State House News, April 15, 2013

9:30 a.m. State House Room 103 
Plans for Women’s Prison
The Senate Finance Committee hears public testimony on the capital Budget, HB 25, which includes $38 million for a new women’s prison for 224 inmates.
11 a.m. LOB 204
Expansion of victims’ rights
House Criminal Justice Committee debates and votes on SB 136 to expand the rights of victims and their families. The bill as introduced had a problem the Senate removed. Originally it said representatives of victims, including victim advocates funded by the state, were entitled to all the rights of victims.
But SB 136 perpetuates an apparent bias in current law that defines the accuser as a “victim” as soon as charges are filed. If the accused has a victim from the outset, the presumption of innocence until proof of guilt has vanished. Likewise, the burden of proof is on the defendant, and not the state. That’s existing in the statute.

Wednesday, April 17

10 a.m. Rooms 205-207 of the LOB
Update on drug and mental issues
A panel of experts on mental health and substance abuse issues will make a presentation to both the House Criminal Justice and House Health and Human Services Committees.

Thursday, April 18

Giving the innocent $20,000 per year in prison
10 a.m. The full Senate votes on HB 247 to give someone wrongfully imprisoned $20,000 a year in compensation for their suffering and lost income. The Judiciary Committee voted down the bill 4-0 because nobody from the public attended the hearing. This writer showed up with written testimony looking for the hearing a day late. Three committee members have said they will consider speaking for the bill on the Senate floor, but it probably has a slim chance of passage. To reach committee members here is the mass email list:

Below is the case for HB 247 and the text of an appeal to Judiciary chairwoman Sharon Carson to give the legislation a second chance.



Testimony on HB 247

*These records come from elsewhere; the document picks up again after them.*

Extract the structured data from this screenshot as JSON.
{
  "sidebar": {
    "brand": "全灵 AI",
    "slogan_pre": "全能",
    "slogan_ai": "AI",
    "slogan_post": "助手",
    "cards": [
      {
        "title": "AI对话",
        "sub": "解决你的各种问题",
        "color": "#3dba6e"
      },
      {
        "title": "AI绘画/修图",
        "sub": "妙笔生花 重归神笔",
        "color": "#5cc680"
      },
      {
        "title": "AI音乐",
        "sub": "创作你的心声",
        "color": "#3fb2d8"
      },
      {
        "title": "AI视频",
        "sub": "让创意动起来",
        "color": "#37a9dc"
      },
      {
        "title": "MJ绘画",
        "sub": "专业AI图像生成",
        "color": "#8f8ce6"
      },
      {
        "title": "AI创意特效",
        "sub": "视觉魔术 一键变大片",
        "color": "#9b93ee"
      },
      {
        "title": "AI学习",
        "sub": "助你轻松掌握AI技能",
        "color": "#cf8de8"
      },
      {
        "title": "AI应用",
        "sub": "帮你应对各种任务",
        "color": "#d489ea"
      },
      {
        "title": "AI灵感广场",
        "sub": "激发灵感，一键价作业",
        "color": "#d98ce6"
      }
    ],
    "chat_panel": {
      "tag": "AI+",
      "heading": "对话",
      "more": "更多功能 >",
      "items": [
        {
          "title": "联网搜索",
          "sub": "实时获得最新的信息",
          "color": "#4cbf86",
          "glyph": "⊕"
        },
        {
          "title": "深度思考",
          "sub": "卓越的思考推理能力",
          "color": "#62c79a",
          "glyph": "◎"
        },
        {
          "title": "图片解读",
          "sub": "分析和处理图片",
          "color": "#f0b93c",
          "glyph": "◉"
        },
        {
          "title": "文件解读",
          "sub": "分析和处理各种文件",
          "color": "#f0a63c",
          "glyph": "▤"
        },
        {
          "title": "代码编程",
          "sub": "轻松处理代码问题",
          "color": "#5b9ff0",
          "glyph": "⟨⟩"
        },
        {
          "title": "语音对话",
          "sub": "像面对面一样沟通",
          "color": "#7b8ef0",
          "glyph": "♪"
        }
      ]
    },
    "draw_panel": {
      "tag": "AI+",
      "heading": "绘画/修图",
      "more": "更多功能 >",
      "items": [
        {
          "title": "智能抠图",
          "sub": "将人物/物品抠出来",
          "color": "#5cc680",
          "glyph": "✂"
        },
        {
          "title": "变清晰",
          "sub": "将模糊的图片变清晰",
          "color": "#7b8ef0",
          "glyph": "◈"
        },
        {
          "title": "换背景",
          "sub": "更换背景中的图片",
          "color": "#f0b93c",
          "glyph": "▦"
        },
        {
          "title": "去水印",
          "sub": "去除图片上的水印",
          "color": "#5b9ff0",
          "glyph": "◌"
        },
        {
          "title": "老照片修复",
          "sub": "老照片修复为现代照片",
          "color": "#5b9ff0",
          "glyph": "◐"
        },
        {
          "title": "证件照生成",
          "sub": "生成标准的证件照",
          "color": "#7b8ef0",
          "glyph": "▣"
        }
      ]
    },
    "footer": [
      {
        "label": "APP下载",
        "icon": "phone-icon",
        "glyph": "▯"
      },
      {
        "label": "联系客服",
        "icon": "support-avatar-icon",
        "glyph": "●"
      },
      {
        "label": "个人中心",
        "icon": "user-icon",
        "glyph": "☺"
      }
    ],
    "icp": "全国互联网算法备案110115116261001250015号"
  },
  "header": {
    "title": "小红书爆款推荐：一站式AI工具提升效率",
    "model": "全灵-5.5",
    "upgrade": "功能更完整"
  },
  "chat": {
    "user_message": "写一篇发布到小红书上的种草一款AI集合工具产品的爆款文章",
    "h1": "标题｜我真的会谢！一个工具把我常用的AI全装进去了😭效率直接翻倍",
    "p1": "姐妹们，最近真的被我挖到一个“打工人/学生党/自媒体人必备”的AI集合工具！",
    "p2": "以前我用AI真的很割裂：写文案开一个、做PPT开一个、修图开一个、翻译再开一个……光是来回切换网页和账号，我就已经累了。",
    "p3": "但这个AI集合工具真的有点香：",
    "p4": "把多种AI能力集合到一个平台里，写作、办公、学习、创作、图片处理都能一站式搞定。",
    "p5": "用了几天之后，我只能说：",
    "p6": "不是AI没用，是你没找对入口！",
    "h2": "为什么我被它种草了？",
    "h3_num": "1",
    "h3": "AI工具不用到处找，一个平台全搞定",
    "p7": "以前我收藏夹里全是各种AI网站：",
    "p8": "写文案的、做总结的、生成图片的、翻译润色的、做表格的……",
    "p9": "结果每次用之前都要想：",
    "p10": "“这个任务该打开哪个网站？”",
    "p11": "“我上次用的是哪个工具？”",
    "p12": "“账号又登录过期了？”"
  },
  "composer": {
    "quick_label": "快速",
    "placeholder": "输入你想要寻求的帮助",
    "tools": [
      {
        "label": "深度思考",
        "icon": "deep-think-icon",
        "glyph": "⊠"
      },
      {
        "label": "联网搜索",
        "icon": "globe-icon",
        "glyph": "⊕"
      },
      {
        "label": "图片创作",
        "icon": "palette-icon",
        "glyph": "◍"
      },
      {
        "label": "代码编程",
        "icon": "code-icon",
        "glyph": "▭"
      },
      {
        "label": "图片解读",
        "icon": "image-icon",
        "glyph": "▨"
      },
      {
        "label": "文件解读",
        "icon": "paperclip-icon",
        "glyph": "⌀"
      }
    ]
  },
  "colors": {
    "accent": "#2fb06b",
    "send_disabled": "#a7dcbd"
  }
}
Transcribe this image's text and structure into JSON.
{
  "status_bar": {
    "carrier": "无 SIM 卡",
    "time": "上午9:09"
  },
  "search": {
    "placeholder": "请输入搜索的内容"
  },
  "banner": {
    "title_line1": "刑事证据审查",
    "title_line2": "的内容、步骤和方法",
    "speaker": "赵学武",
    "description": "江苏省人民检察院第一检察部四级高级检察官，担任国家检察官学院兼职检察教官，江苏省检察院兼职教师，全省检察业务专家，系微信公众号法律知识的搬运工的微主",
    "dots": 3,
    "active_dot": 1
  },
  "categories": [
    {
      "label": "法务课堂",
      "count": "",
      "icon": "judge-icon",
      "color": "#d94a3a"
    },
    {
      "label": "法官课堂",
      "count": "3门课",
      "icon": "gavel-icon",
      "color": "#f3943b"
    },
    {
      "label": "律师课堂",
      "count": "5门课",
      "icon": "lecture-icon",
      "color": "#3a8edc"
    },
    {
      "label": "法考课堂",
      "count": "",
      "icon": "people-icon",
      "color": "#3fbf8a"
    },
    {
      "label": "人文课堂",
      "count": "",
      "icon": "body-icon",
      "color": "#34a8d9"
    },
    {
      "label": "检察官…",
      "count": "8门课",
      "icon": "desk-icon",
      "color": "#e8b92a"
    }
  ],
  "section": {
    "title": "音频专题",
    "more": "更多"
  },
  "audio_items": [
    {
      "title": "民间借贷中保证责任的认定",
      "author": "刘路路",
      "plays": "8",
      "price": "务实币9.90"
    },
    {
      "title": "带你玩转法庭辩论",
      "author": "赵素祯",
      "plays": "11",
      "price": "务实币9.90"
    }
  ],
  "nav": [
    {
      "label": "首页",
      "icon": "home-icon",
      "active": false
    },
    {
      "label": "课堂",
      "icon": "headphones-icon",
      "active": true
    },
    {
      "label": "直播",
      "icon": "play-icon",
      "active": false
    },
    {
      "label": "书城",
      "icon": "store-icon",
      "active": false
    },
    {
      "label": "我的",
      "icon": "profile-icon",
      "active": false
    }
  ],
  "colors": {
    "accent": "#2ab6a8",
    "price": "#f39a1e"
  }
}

by Chris Dornin, founder, CCJR, 603-620-7946

This bill would give those wrongfully imprisoned in our state as much as $20,000 for each year they have spent behind bars. Current state law caps such compensation at $20,000 in all.

A newly established National Registry of Exonerations reveals that over a thousand Americans have been indisputably exonerated since 1989 from serious criminal convictions. Only one of those confirmed injustices happened New Hampshire, five years ago, and the defendant has never applied for compensation. The New Hampshire Board of Claims, in fact, reports that nobody has ever sought compensation here for wrongful incarceration. But with a criminal justice system very similar to that of the Federal Government and the other 49 states, New Hampshire cannot assume it is immune to the problem of wrongful conviction and the need to fairly compensate those harmed by it.

The primary goal of the law should be to make the wronged person whole, with suitable compensation for lost wages, safety, peace of mind, time with loved ones and other chances to pursue happiness. The current low limit in New Hampshire is unreasonable in view of the weak economy and the huge demonstrable harm done to the wrongly convicted.

Most other states compensate on an annual basis without a total limit. Among those which do have limits, the cap is $300,000 in Maine and $500,000 in Massachusetts. The federal compensation limit is $50,000 per year. Four states- Alabama, Florida, Mississippi and North Carolina- compensate at that level. Notoriously tough-on-crime Texas pays $80,000 per year. Vermont’s compensation range is between $30,000 and $60,000 per year.

Thursday, April 18, 1:30 p.m. Room 206

Should we privatize foster care?

A commission set up by HB 572 to study public/private partnerships in the treatment of abused and neglected kids will hold its organizational meeting. This is not a crime bill, but friends of smarter criminal laws need to pay attention to this debate. Public/private partnerships can easily include vendors bidding to take over functions the state should never delegate to the for-profit sector. Opponents of prison privatization seem to have blocked that scheme after an 18-month struggle. Here is the same possible issue again.

Tuesday, April 23, 9:15 a.m. in Room 103 of State House

State to lay out plans for women’s prison

The Department of Corrections will present its capital budget, including the women’s prison and four new 64-bed halfway houses for men.